As for the staying well part of that mission, the Mountaineers leave no precaution unexplored. The staff has been “in constant contact with NFL teams” to develop their COVID safety procedures, and, word among several in the business says that the Mountaineers are handling these procedures as well as, if not better than, any team in the country.
The team runs split-squad practices based more on living arrangements than depth chart. That way, they can limit new transmission sources as much as possible. The team performs its strength and conditioning training, including weightlifting, outdoors in the concourse around Milan Puskar Stadium. The team eats meals outdoors, too.
The team’s helmets, according to Brown, feature “splash guards and shields,” and players play with “gators around their necks” to provide an additional face-covering. Brown encourages fan that “we believe in the protocols we have in place to keep our players and staff as safe as possible.” Brown also makes clear that players “don’t have to play” as they “have the opportunity to opt out and remain on scholarship.”
Players Showing Up
The performances of several players in the early going encourage Brown and his staff’s optimism. Brown spoke highly of both veteran quarterbacks Austin Kendall and Jarret Doege. After Monday’s practice, he say “both quarterbacks looked sharped today.” Brown also said he looks forward to what true freshman Garrett Greene can do.
Brown also mentioned a player we talked about two seasons in a row, Alec Sinkfield. According to Brown, Sinkfield “showed up in OTAs … and had several bright moments at practice” this week. As for the receivers, Brown mentioned that both Bryce Wheaton and Sam James made several big plays downfield. He added that Sam Brown is developing nicely and had some great moments.
On defense, Brown told media that Josh Chandler and Jared Bartlett both developed well in the off-season. He mentioned that Alonzo Addae was very active around the ball. Brown added that the safeties showed better coverage, allowing the defense to run multiple looks. For the new transfers, Brown thought Bryce Brand looked sharp. He also observed that Arizona transfer Scottie Young made several plays during the week. Brown likes Young’s leadership, saying he “plays with a lot of feel.”

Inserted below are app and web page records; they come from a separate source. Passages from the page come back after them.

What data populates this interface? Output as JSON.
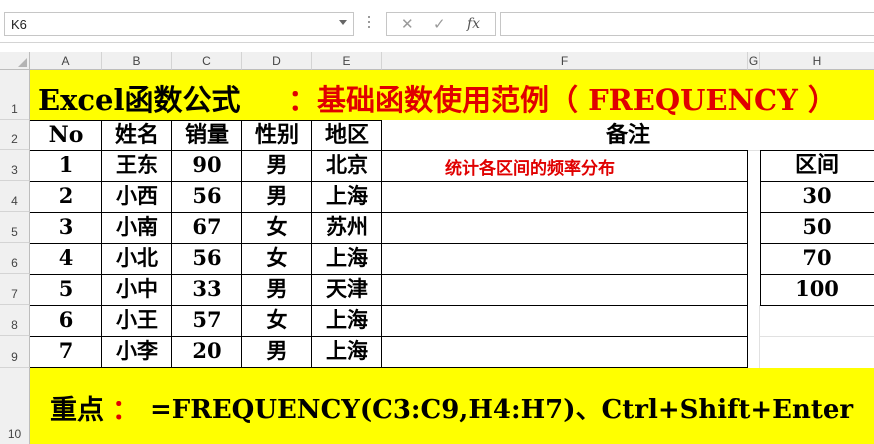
{
  "name_box": {
    "value": "K6"
  },
  "formula_bar": {
    "cancel_icon": "✕",
    "enter_icon": "✓",
    "fx_label": "fx",
    "value": ""
  },
  "columns": [
    "A",
    "B",
    "C",
    "D",
    "E",
    "F",
    "G",
    "H"
  ],
  "rows": [
    "1",
    "2",
    "3",
    "4",
    "5",
    "6",
    "7",
    "8",
    "9",
    "10"
  ],
  "title": {
    "black": "Excel函数公式",
    "red": "：基础函数使用范例（ FREQUENCY ）"
  },
  "table": {
    "headers": [
      "No",
      "姓名",
      "销量",
      "性别",
      "地区",
      "备注"
    ],
    "records": [
      {
        "no": "1",
        "name": "王东",
        "sales": "90",
        "gender": "男",
        "region": "北京"
      },
      {
        "no": "2",
        "name": "小西",
        "sales": "56",
        "gender": "男",
        "region": "上海"
      },
      {
        "no": "3",
        "name": "小南",
        "sales": "67",
        "gender": "女",
        "region": "苏州"
      },
      {
        "no": "4",
        "name": "小北",
        "sales": "56",
        "gender": "女",
        "region": "上海"
      },
      {
        "no": "5",
        "name": "小中",
        "sales": "33",
        "gender": "男",
        "region": "天津"
      },
      {
        "no": "6",
        "name": "小王",
        "sales": "57",
        "gender": "女",
        "region": "上海"
      },
      {
        "no": "7",
        "name": "小李",
        "sales": "20",
        "gender": "男",
        "region": "上海"
      }
    ],
    "remark": "统计各区间的频率分布"
  },
  "intervals": {
    "header": "区间",
    "values": [
      "30",
      "50",
      "70",
      "100"
    ]
  },
  "note": {
    "label": "重点",
    "colon": "：",
    "formula": "=FREQUENCY(C3:C9,H4:H7)、Ctrl+Shift+Enter"
  },
  "colors": {
    "highlight": "#ffff00",
    "accent": "#e00000"
  }
}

Over the week, the Mountaineers also added prized senior linebacker transfer Tony Fields from Arizona. Fields should shore up a unit somewhat lacking in depth with solid veteran leadership. Fields started three seasons at Arizona, recording 287 tackles (17 for loss), eight-and-a-half sacks, and two interceptions.
Big 12 Ready to Play

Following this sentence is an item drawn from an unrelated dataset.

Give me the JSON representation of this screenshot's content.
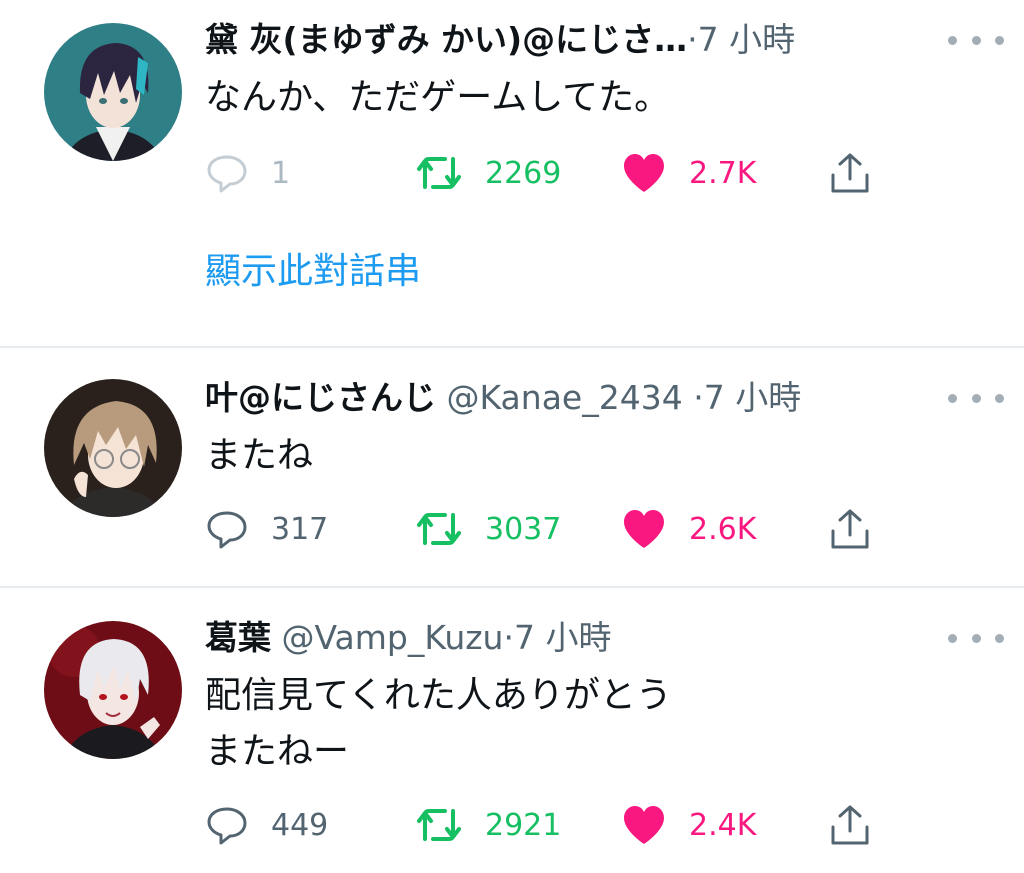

Meanwhile, the Mountaineers’ hopes to play the 2020 season received a boost when the conference announced its intent to play. The Mountaineers begin their season at home against Eastern Kentucky on September 12. Eastern Kentucky, however, must clear WVU’s COVID protocols first. Whether they can remains in question as they faced controversy concerning their safety measures earlier this summer.
Then, conference play begins on September 26 with a trip to face the Cowboys. The Mountaineers, who fought hard against the Cowboys last season, look to put their five-game losing streak to Oklahoma State behind them. That challenge may hinge on whether and how much the offensive line improved over the offseason.
Still, questions remain for the Mountaineers. How will the return of students to campus impact the team’s COVID numbers? Will nationwide trends compel a shutdown? How much pressure will the Big Ten and Pac 12 exert on the other three Power Five conferences to delay or forego the season? If the Big 12 does play, will the decision by those two conferences cause some unexpected transfers? If so, would Brown disrupt his locker room to add a star or two at positions of need? Can the Mountaineers meet their goal of becoming the most improved team in the country? Like many other nationwide questions over the last five months, we anxiously await the answers.